However, the reports that Russia’s military aircraft has been spotted in the ISIS-devastated region are not surprising to anyone, according to an active U.S. intelligence official. “The line between training and taking part in combat is fuzzy. But the intelligence community also hasn’t seen anything to indicate that Russians are not taking part in the fight,” the official told The Daily Beast.
U.S. military circles are also discussing Monday’s reports from Israeli news resource YNet that Damascus had received new “expeditionary force” of Russian troops, which turn one of Syrian Air Force units into a Russian advanced base. It is also not ruled out that Russian pilots could conduct airstrikes themselves.
“In the coming weeks,” the author of the YNet’s article wrote, citing Western diplomatic sources, “thousands of Russian military personal [sic] are set to touch down in Syria, including: Advisors, instructors, logistics personnel, technical personnel, members of the aerial protection division, and the pilots who will operate the aircraft.”
The author also noted that tasks of such a contingent would be of pure counterterrorist nature, and it is in fully accordance with the new period of bilateral partnership between Russia and Iran, both of which aspire to save their mutual friend Assad and eliminate the ISIS phenomenon in the region at the same time.
However, the elimination process, which the U.S.-led coalition has been engaged in for over a year, is not as successful as Western officials would like it to be.
U.S.-Russia war inevitable in 21st century
On August 12, Syria’s opposition associated website Syria Net reported that Russian so-called ‘militia’ units are stationed in the city of Salfana, which were deployed to the region as part of foreign military units to defend Latakia.
The most obvious evidence of Russia’s presence in the Syrian Civil War emerged in November 2013, when Russian newspaper Fontanka published an article, exposing the Slavonic Corps, consisting of mercenaries sent to Syria to protect Assad’s infrastructure, particularly his oil wells.
Slavonic Corps mercenaries were recruited by Saint Petersburg-based company Moran Security Group headed by FSB’s Lieutenant Colonel in reserve, Vyacheslav Kalashnikov.
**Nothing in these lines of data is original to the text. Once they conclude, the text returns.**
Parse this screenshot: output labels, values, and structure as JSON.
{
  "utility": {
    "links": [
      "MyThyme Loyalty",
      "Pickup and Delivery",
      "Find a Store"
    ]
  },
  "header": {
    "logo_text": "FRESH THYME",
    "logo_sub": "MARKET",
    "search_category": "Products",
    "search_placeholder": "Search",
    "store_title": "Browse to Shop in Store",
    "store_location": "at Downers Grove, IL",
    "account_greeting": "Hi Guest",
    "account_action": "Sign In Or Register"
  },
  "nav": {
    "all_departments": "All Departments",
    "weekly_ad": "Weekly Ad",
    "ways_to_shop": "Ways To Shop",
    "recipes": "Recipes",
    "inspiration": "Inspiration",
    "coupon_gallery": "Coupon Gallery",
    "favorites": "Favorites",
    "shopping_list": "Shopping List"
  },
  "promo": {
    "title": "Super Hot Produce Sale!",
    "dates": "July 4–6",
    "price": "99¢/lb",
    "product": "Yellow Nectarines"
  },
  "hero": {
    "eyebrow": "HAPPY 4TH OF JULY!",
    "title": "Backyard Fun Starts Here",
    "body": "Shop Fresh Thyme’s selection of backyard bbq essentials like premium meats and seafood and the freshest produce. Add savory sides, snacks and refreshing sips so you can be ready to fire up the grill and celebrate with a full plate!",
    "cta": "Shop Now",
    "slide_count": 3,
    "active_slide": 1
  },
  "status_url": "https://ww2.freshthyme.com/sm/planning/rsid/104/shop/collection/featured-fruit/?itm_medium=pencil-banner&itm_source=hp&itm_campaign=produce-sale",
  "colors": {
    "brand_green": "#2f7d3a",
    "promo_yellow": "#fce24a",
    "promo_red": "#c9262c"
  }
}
This fact alone proves that the group of mercenaries was tightly associated with Russian special forces.
However, the Slavonic Corps suffered a complete failure – 267 mercenaries from the group were surrounded by Syrian rebels consisting of between two to six thousand men in Sukhnah in a town east of Palmyra. Six members of the corps got injured, with two severe injuries, which prompted the Slavonic Corps to head back to its base – somewhere between Latakia and Tartous.
With indications that a war between the U.S. and Russia is inevitable in the 21st century, such moves by the Kremlin only escalate the tensions between Washington and Moscow.